On another occasion, Somaka das told me of his trip along the Amazon River, ten years after I had visited the region. During his journey, he saw a 20-year-old man in a remote village who, to his astonishment, was chanting japa under a tree. When Somaka inquired how he had come in touch with the maha mantra, he said he had received it and the japa beads from me during my Amazon sojourn. He said the chanting had changed his life for the better, and so he sat on the bank of the river every day waiting for me to return. Srila Prabhupada, your mercy has inundated even the most remote corners of the earth!
Then, miracle of miracles as I witnessed a crowd of 350,000 young people at the Woodstock festival in Poland three years ago enthusiastically and continuously chant the maha mantra as Sri Prahlad and his band played on the main stage. No doubt the tumultuous sound created by the crowd’s chanting and the huge cloud of dust raised by their dancing inundated Svargaloka, causing the demigods to stand motionless in astonishment of your glorious accomplishments.
Certainly there are many more miracles to be witnessed by those who give their lives to your sankirtan mission, Srila Prabhupada. Please include me in whatever plans you have for such preaching from this day forth. Having tasted the nectar of spreading the glories of the holy name, I can never return to the burnt remnants of the so-called pleasures of this material world.
As far as my retirement is concerned, I pray to follow in your footsteps, my glorious master. May I retire from preaching only when I have breathed the last breath allocated to this body.
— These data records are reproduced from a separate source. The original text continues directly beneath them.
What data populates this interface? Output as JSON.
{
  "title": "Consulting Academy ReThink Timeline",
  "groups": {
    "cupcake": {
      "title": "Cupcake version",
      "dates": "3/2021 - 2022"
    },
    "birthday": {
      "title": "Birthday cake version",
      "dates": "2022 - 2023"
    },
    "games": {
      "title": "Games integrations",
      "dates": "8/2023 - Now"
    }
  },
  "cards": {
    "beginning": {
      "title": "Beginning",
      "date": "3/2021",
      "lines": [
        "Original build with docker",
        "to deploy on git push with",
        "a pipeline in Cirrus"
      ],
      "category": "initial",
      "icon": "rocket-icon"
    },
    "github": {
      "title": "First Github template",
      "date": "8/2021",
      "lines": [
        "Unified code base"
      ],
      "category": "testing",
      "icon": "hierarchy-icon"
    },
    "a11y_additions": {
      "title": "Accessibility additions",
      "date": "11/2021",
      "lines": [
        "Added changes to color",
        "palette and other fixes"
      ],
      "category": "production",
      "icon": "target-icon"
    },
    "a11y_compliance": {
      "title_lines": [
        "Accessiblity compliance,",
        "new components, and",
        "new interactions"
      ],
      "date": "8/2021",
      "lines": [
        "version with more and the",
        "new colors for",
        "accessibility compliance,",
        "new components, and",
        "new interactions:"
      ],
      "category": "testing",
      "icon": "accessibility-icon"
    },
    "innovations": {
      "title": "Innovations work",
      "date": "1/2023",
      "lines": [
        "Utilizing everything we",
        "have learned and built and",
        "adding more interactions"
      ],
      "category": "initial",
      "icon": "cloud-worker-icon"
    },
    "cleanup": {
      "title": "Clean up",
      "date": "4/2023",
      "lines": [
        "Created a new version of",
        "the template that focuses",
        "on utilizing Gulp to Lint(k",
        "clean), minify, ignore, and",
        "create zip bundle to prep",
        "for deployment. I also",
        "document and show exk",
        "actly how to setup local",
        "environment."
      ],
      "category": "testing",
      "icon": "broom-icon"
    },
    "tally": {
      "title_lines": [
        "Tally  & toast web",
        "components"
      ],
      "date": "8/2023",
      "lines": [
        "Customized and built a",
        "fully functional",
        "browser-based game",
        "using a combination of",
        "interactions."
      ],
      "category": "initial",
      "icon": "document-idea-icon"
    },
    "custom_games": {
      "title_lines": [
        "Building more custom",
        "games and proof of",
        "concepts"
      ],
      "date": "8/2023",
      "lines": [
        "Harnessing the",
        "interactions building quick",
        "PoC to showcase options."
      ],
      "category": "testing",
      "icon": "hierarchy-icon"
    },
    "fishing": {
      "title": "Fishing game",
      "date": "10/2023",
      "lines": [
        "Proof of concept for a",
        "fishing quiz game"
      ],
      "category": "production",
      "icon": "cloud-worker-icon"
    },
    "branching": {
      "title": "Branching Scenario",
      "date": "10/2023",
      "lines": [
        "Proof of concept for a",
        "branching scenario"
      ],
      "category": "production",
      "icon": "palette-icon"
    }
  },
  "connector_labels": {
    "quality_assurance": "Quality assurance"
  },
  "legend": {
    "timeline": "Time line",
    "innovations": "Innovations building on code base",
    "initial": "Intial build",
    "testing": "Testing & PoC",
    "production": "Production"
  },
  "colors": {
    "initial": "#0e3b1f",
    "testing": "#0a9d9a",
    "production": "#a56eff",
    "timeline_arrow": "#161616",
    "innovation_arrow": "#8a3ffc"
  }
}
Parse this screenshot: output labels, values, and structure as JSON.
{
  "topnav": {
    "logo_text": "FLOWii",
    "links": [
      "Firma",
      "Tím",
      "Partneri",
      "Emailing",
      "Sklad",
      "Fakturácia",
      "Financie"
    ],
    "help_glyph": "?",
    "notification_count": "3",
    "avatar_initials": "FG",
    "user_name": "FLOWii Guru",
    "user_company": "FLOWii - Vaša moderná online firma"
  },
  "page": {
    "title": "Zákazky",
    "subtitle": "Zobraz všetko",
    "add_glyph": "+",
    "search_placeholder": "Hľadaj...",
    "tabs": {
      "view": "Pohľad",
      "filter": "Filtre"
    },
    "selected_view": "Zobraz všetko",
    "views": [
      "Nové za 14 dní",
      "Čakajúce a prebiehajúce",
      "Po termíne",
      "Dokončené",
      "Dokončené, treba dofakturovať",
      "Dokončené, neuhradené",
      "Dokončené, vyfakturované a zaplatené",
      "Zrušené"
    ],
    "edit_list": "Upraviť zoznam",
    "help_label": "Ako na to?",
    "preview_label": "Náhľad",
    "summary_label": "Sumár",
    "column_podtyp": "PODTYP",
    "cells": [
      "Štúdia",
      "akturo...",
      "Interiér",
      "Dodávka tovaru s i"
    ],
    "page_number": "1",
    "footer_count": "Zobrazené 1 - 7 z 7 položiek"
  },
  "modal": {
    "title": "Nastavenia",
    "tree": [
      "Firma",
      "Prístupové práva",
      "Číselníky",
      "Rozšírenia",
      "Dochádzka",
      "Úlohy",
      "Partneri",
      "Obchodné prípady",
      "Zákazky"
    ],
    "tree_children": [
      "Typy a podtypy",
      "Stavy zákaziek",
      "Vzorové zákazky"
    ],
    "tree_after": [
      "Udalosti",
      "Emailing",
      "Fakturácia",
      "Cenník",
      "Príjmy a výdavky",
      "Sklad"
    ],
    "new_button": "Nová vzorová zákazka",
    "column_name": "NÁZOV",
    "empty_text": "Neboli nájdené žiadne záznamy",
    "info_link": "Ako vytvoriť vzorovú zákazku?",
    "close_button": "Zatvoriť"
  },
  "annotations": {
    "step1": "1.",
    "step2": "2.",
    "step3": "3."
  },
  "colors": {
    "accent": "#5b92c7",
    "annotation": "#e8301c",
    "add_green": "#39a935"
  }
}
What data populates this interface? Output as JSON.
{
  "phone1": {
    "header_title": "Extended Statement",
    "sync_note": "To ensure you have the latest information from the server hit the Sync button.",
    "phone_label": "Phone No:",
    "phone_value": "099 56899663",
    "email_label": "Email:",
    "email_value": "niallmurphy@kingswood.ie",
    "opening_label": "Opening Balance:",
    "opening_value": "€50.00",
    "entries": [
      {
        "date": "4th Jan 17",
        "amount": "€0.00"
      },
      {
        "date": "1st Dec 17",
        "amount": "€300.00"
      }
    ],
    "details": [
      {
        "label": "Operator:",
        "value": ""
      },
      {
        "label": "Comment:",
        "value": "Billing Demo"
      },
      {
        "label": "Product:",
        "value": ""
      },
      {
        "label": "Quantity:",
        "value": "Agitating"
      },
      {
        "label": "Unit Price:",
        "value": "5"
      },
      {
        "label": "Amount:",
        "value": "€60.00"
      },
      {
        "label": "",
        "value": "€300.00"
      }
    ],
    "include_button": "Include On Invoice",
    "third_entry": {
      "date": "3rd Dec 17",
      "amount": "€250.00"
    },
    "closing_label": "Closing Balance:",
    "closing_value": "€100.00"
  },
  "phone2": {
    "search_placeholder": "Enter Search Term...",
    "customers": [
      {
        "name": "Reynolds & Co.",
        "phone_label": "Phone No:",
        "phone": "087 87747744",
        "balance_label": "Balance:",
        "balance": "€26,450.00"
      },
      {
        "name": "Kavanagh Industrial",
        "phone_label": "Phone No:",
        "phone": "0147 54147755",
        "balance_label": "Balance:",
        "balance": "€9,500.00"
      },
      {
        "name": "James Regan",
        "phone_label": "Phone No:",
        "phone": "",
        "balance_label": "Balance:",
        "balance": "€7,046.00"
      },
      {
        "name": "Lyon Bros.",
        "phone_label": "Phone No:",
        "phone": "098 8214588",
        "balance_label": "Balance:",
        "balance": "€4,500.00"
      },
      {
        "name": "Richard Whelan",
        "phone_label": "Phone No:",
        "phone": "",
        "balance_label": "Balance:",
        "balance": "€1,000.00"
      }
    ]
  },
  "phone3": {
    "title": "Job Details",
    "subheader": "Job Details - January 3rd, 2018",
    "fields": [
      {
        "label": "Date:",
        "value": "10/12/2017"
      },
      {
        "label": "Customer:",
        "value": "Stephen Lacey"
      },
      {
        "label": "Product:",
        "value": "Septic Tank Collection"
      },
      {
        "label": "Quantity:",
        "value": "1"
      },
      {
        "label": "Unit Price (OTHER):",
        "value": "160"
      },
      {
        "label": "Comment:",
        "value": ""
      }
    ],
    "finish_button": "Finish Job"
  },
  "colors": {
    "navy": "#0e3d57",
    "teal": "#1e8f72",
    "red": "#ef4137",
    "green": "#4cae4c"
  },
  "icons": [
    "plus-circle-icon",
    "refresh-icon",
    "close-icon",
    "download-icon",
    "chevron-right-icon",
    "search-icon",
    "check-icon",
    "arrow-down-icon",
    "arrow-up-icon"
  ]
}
And if it pleases you, let that be only a temporary respite, for I am prepared to serve your sankirtan movement birth after birth.
Your eternal servant,